Following the war, historians and architects carefully reconstructed the castle; using as many original pieces as possible.
Today, it’s possible to go on a tour of the Royal Castle; and you can buy tickets here.
If you’re interested in learning as much as possible about the history of the castle and the Old Town, it could be worth taking a guided tour; such as this one here from GetYourGuide.
7. Check out the Presidential Palace
Another grandiose building to visit in Warsaw is the Presidential Palace.
It’s one of the seemingly few buildings in Warsaw that wasn’t devastated during the German occupation; though it was apparently further rebuilt and expanded following the war.
We weren’t able to go into the palace, but it’s nice to view from the outside; and we conveniently got to walk straight past it on the short journey from the Warsaw Old Town to our hotel on Nowy Świat.
8. Eat local Polish food at Zapiecek
Without a doubt, the best way to end your 1 day in Warsaw is with a visit to a truly typical Polish restaurant.
We did a lot of searching for the best restaurant to eat at in Warsaw city centre and it turns out that Zapiecek just so happened to be right next to our hotel.
In the end, we absolutely loved this restaurant and would 1000% recommend it!
I would go so far as to say that having our meal here was possibly my favorite thing to do in Warsaw.
We shared a big selection of Polish fried dumplings as well as the large potato pancake with mushroom sauce.
Oh yeah, and plenty of shots of Zubrowka vodka (the only decent vodka I’ve ever tried!).
It’s honestly one of the nicest meals I’ve had anywhere in Europe, and perhaps the cheapest as well.
9. Grab a cocktail (or several) at Max & Dom Whisky
As mentioned above, I recommend staying somewhere either in the Old Town or on Nowy Świat.
It’s just outside the Old Town and has a big row of shops, restaurants and bars.
After strolling down the street we found Max & Dom Whisky, a really cool cocktail bar with hundreds of bottles of spirits lining the walls and central carousel.
I don’t think I’ve ever seen such a wide selection of alcohol in one place, and the bartenders are able to make you literally any cocktail you could want.
I recommend the caipirinha and pisco sours, the perfect way to end a day in Warsaw.
Tips for making the most of your one day in Warsaw
- Stay somewhere near the Old Town - This is where all the good restaurants, bars and things to do are.

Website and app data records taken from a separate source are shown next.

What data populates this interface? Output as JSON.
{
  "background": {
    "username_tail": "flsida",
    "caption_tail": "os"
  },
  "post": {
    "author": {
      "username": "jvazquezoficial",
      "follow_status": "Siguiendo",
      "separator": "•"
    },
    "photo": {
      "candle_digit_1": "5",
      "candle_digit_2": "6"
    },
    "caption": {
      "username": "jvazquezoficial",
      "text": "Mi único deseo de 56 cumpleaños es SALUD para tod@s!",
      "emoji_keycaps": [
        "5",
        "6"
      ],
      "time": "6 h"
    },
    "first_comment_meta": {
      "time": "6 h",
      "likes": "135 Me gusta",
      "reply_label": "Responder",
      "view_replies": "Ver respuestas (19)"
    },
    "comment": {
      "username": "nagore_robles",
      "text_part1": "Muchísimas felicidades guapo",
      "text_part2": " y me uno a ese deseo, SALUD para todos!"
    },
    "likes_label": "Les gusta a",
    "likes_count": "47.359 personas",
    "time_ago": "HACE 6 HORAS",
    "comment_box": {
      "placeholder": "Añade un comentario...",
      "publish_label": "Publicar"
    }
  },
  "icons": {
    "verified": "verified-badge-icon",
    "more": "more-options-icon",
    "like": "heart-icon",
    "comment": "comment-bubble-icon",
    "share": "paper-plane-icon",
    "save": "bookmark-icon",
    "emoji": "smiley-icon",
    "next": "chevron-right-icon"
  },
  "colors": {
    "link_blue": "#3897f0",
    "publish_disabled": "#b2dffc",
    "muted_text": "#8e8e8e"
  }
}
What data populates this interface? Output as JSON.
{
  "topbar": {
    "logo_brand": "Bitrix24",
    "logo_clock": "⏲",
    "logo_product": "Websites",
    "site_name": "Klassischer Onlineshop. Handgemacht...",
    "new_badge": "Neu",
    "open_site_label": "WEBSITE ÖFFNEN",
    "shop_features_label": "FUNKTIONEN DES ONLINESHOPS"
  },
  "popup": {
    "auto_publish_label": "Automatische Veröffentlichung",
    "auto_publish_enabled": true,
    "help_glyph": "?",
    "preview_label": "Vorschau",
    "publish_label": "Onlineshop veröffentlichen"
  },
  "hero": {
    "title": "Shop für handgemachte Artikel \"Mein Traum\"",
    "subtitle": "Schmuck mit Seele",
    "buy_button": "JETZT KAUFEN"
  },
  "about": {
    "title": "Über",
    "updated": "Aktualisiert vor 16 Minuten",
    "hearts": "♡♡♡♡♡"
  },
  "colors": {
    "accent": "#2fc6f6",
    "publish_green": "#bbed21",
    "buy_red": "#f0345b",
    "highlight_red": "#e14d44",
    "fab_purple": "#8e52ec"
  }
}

By staying here you can start earlier and end your day later, without the need to travel far to the best Warsaw attractions. The great thing about Warsaw is that it’s so much cheaper than most other capital cities in Europe and you can pick up a room in a really nice hotel for maybe 50% less than cities like Stockholm (Sweden). I found that Booking.com has the biggest selection of hotels available, and we used them to book our stay at SleepWell Apartments Nowy Świat.
- Make use of the electric scooters - As already mentioned above, they are so cheap and so much fun to use. They also allow you to not waste any time and to fit in as much as possible in your one day in Warsaw.
- Get started early - With so much to see and do, even beyond the things on this list, you may as well get started as early as possible in order to squeeze things in.
- Head to the Old Town last - I recommend exploring the Jewish Quarter, Uprising Museum and any other museums first. One of the best things to do in Warsaw at night is to head to the The Old Town after dark once it’s all lit up.
Well, that’s about it! Do you have any other fun things to do in Warsaw that you think could have been on this list? If so be sure to let me know in the comments below so I can check them out next time we visit Warsaw!